    Apart from the strategic, geo-economic and geo-political significance of Cyprus to Turkey, the obligation to keep the 200,000 Turks that live there in place, in peace and security and to preserve their human rights shows only too clearly why Turkey can never abandon Cyprus.

    The main factors shaping Turkey/s Cyprus policy are the island/s strategic importance and the existence of the Turkish Cypriots. Turkey has always based its Cyprus policies on these two basic factors.

    In taking note of these facts, Turkey will never tolerate and never allow anything to cause:

    [41] Cyprus to become enemy territory;

    [43] Any change to the existing balances in the Eastern Mediterranean that are not in its favour;

    [46] The existence, peace and security of the 200,000 Turkish Cypriots to be done away with;

    [49] The human rights of the Turkish population to be trodden on;

    [51] The existence of the Turkish population to be jeopardized or,

    [53] for them to be moved to a different territory.

    This has always been the priority in Turkish foreign policy''.

    Bulunc further says that one can look at the Cyprus issue on three essential planes:

    ``1. As an issue between the two peoples on the island who have completely different nationalities, languages, cultures and religions;

    [63] as a regional issue by virtue of the two peoples/ motherlands;

    [65] as an international issue by virtue of the fact that other countries have an interest in the region''.

    He adds that ``as the Cyprus issue has become more prominent over the course of history, these three planes have preserved their importance and existence within a whole entity in which they are interdependent and can no longer be treated as separate issues.

    The contents of the issue are clearly understood in the first two planes and the United Nations has used these as the basis from which to tackle the Cyprus issue for many years now.
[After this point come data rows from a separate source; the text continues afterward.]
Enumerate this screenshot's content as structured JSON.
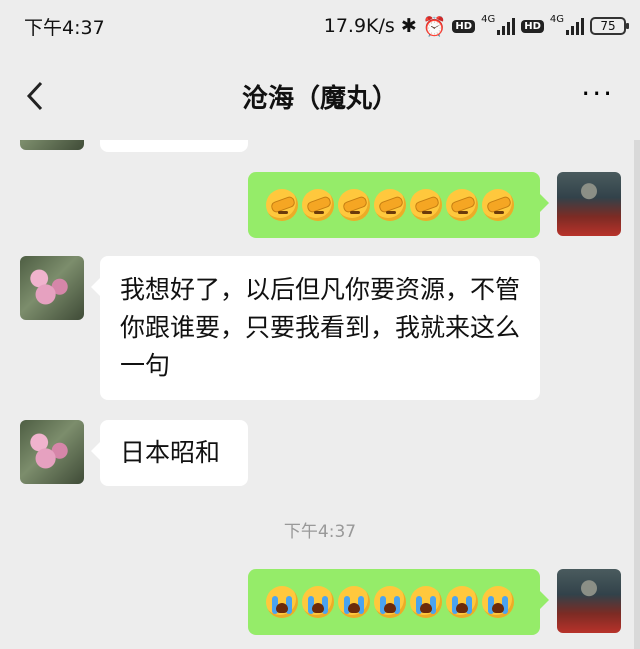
{
  "status_bar": {
    "time": "下午4:37",
    "speed": "17.9K/s",
    "net1": "4G",
    "net2": "4G",
    "hd": "HD",
    "battery": "75",
    "icons": [
      "bluetooth-icon",
      "alarm-icon",
      "hd-icon",
      "signal-icon",
      "battery-icon"
    ]
  },
  "nav": {
    "title": "沧海（魔丸）",
    "back_icon": "chevron-left-icon",
    "more_label": "···"
  },
  "messages": [
    {
      "type": "emoji",
      "side": "right",
      "emojis": [
        "facepalm",
        "facepalm",
        "facepalm",
        "facepalm",
        "facepalm",
        "facepalm",
        "facepalm"
      ]
    },
    {
      "type": "text",
      "side": "left",
      "text": "我想好了，以后但凡你要资源，不管你跟谁要，只要我看到，我就来这么一句"
    },
    {
      "type": "text",
      "side": "left",
      "text": "日本昭和"
    },
    {
      "type": "time",
      "text": "下午4:37"
    },
    {
      "type": "emoji",
      "side": "right",
      "emojis": [
        "crying",
        "crying",
        "crying",
        "crying",
        "crying",
        "crying",
        "crying"
      ]
    }
  ],
  "colors": {
    "background": "#ededed",
    "self_bubble": "#95ec69",
    "other_bubble": "#ffffff",
    "timestamp": "#999999"
  }
}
However, after Greece became a full member of the European Union, the international dimension, especially the EU dimension, has come to the fore as a result of Greece/s efforts to make the Cyprus issue an EU issue after she became an EU member herself.

    With effect from the start of the 1990s any development in Turkey/s relations with the EU and improvement in her relations with Greece have all hinged on an agreement being made on Cyprus. Thus the EU began to openly take sides in the matter from 1990 onwards.

    Both the EU/s attitude and the EU/s acceptance of Greek Administered Southern Cyprus (GKRY) one-sided application to join the EU have added a new and significant element to the matter.

    Both of these developments have led the Turks to completely reassess the Cyprus issue from the ground up.

    The EU h as not taken into account the warnings issued by both Turkey and the TRNC to the effect that treating Cyprus as an EU issue would create serious problems and prevent a solution from being found. These problems took on a new dimension and reached a peak following decisions made by the EU at Luxembourg in 1997.''

    From the Republic of Cyprus Press and Information Office (PIO) Server at

    Cyprus Press and Information Office: Turkish Cypriot Press Review Directory - Previous Article - Next Article
    Back to Top
    Copyright © 1995-2016 HR-Net (Hellenic Resources Network). An HRI Project.
    All Rights Reserved.

    HTML by the HR-Net Group / Hellenic Resources Institute, Inc.
    tcpr2html v1.00 run on Wednesday, 7 February 2001 - 13:24:20 UTC